I hope that you will not think me a great bore, but I have this minute finished reading your address at the B. Assocn.; & it has interested me so much that I cannot resist thanking you heartily for the pleasure derived from it, not to mention the honour which you have done me. The recent progress of embryology is indeed splendid.1 I have been very stupid not to have hitherto read your book, but I have had of late no spare time; I have now ordered it, & your address will make it the more interesting to read, though I fear that my want of knowledge will make parts unintelligible to me.—2 In my recent work on plants I have been astonished to find to how many very different stimuli the same small part,, viz the tip of the radicle, is sensitive & has the power of transmitting some influence to the adjoining part of the radicle, exciting it to bend to or from the source of irritation according to the needs of the plant; & all this takes place without any nervous system! I think that such facts shd. be kept in mind, when speculating on the genesis of the nervous system.3 I always feel a malicious pleasure when a priori conclusions are knocked on the head; & therefore I felt somewhat like a Devil, when I read your remarks on Herbert Spencer.—4 (I hope that you will soon start for the Alps (& cross the glacier to Horace & Ida), for I am sure that you must much need rest.)— Our recent visit to Cambridge was a brilliant success to us all, & will ever be remembered by me with much pleasure.—5

Believe me | Yours very sincerely | Charles Darwin


Balfour had given his address on 27 August 1880 as chairman of the department of anatomy and physiology at the British Association for the Advancement of Science meeting. It was published in Nature, 2 September 1880, pp. 417–20, and in the Report of the 50th Meeting of the British Association for the Advancement of Science, held at Swansea (1880), Transactions of the sections, pp. 636–44. The entire address was devoted to a review of the role of Darwinian theory in the growth of embryology.
CD refers to volume 1 of A treatise on comparative embryology (Balfour 1880–1); Balfour had also published A monograph on the development of elasmobranch fishes (Balfour 1878). Copies of both books are in the Darwin Library–CUL.
For CD’s conclusions about the sensitivity of plants, which have no nervous system, see Movement in plants, pp. 571–3.
In his address (see n. 1, above), Balfour criticised Herbert Spencer’s theory of nerve formation (see Nature, 2 September 1880, p. 420). For Spencer’s work on the genesis of nerves, see Spencer 1870–2, 1: 511–20.
Balfour was a member of the Alpine Club; he met Horace and Ida Darwin in Zermatt, Switzerland, while they were on their honeymoon tour (see letter from Emma Darwin to Sara Darwin, [3 September 1880] (DAR 219.1: 138), and letter from F. M. Balfour, 13 September 1880). CD had visited Horace and Ida in Cambridge from 14 to 19 August 1880 (CD’s ‘Journal’ (Appendix II)). The trip included a visit to Balfour’s laboratory (letter from Emma Darwin to H. E. Litchfield, [15 August 1880] (DAR 219.9: 243)).
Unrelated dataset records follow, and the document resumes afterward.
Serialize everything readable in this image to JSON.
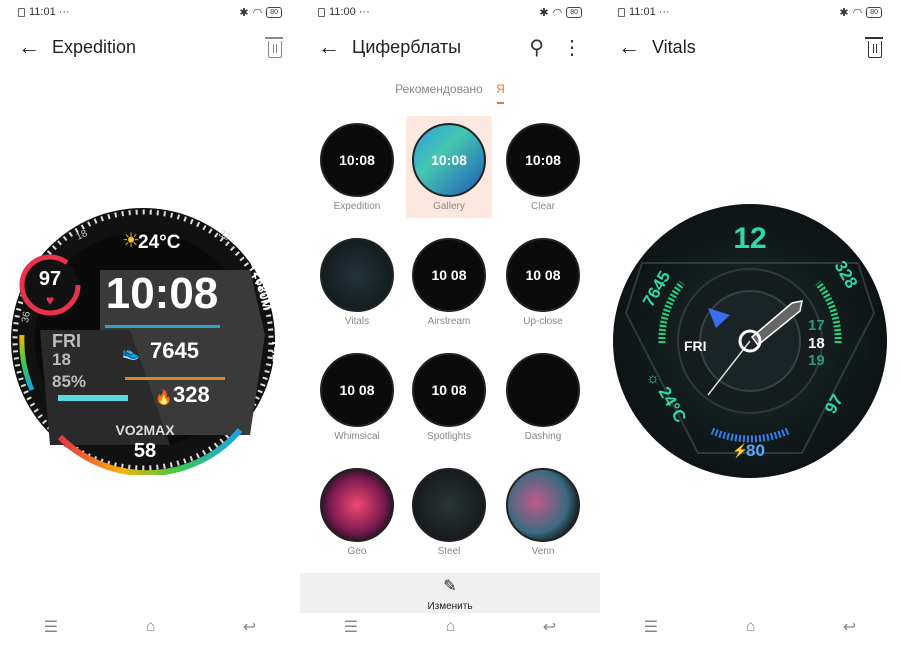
{
  "panels": [
    {
      "status": {
        "time": "11:01 ···",
        "battery": "80"
      },
      "title": "Expedition",
      "action": "trash-icon"
    },
    {
      "status": {
        "time": "11:00 ···",
        "battery": "80"
      },
      "title": "Циферблаты",
      "actions": [
        "search-icon",
        "more-vert-icon"
      ]
    },
    {
      "status": {
        "time": "11:01 ···",
        "battery": "80"
      },
      "title": "Vitals",
      "action": "trash-icon"
    }
  ],
  "expedition": {
    "temp": "24°C",
    "heart_rate": "97",
    "time": "10:08",
    "day": "FRI",
    "date": "18",
    "battery": "85%",
    "steps": "7645",
    "calories": "328",
    "vo2_label": "VO2MAX",
    "vo2_value": "58",
    "scale_left": "18",
    "scale_right": "32",
    "scale_side": "36",
    "altitude": "▲2680M",
    "pressure": "742 HPA"
  },
  "gallery": {
    "tabs": {
      "recommended": "Рекомендовано",
      "mine": "Я"
    },
    "selected": "Gallery",
    "items": [
      {
        "name": "Expedition",
        "preview": "10:08"
      },
      {
        "name": "Gallery",
        "preview": "10:08"
      },
      {
        "name": "Clear",
        "preview": "10:08"
      },
      {
        "name": "Vitals",
        "preview": ""
      },
      {
        "name": "Airstream",
        "preview": "10 08"
      },
      {
        "name": "Up-close",
        "preview": "10 08"
      },
      {
        "name": "Whimsical",
        "preview": "10 08"
      },
      {
        "name": "Spotlights",
        "preview": "10 08"
      },
      {
        "name": "Dashing",
        "preview": ""
      },
      {
        "name": "Geo",
        "preview": ""
      },
      {
        "name": "Steel",
        "preview": ""
      },
      {
        "name": "Venn",
        "preview": ""
      }
    ],
    "edit_label": "Изменить"
  },
  "vitals": {
    "hour_mark": "12",
    "steps": "7645",
    "calories": "328",
    "day": "FRI",
    "date_prev": "17",
    "date": "18",
    "date_next": "19",
    "temp": "24°C",
    "heart_rate": "97",
    "battery": "80"
  },
  "colors": {
    "accent": "#e8772e",
    "vitals_green": "#2fd9a0",
    "selected_bg": "#fde8df"
  }
}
Balfour, Francis Maitland. 1878. A monograph on the development of elasmobranch fishes. London: Macmillan and Co.

Balfour, Francis Maitland. 1880–1. A treatise on comparative embryology. 2 vols. London: Macmillan & Co.

Movement in plants: The power of movement in plants. By Charles Darwin. Assisted by Francis Darwin. London: John Murray. 1880.
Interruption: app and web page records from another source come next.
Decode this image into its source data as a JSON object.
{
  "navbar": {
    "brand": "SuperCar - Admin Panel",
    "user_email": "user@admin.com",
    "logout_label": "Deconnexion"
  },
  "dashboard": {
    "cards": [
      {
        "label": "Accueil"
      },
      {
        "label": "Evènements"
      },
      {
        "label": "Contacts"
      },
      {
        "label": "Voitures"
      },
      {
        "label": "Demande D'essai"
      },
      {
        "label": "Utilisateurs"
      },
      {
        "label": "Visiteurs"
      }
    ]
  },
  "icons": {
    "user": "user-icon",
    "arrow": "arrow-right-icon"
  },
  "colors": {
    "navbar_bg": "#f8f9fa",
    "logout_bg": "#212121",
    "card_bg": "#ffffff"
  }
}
Spencer, Herbert. 1870–2. The principles of psychology. 2d edition. 2 vols. London and Edinburgh: Williams and Norgate.


Praises FMB’s BAAS address [on embryology, Rep. BAAS 50 (1880): 636–44]. Recent progress of embryology splendid.

In work on plants, astonished at sensitivity of radicle and its power to transmit stimuli to adjoining part; such general sensitivity should be considered in genesis of nervous system.

Feels "malicious" pleasure at FMB’s criticism of Herbert Spencer.

Letter details

Letter no.
Charles Robert Darwin
Francis Maitland Balfour
Sent from
Source of text
National Records of Scotland (GD433/2/103C/2)
Physical description
ALS 4pp

Please cite as

Darwin Correspondence Project, “Letter no. 12706,” accessed on 16 August 2022,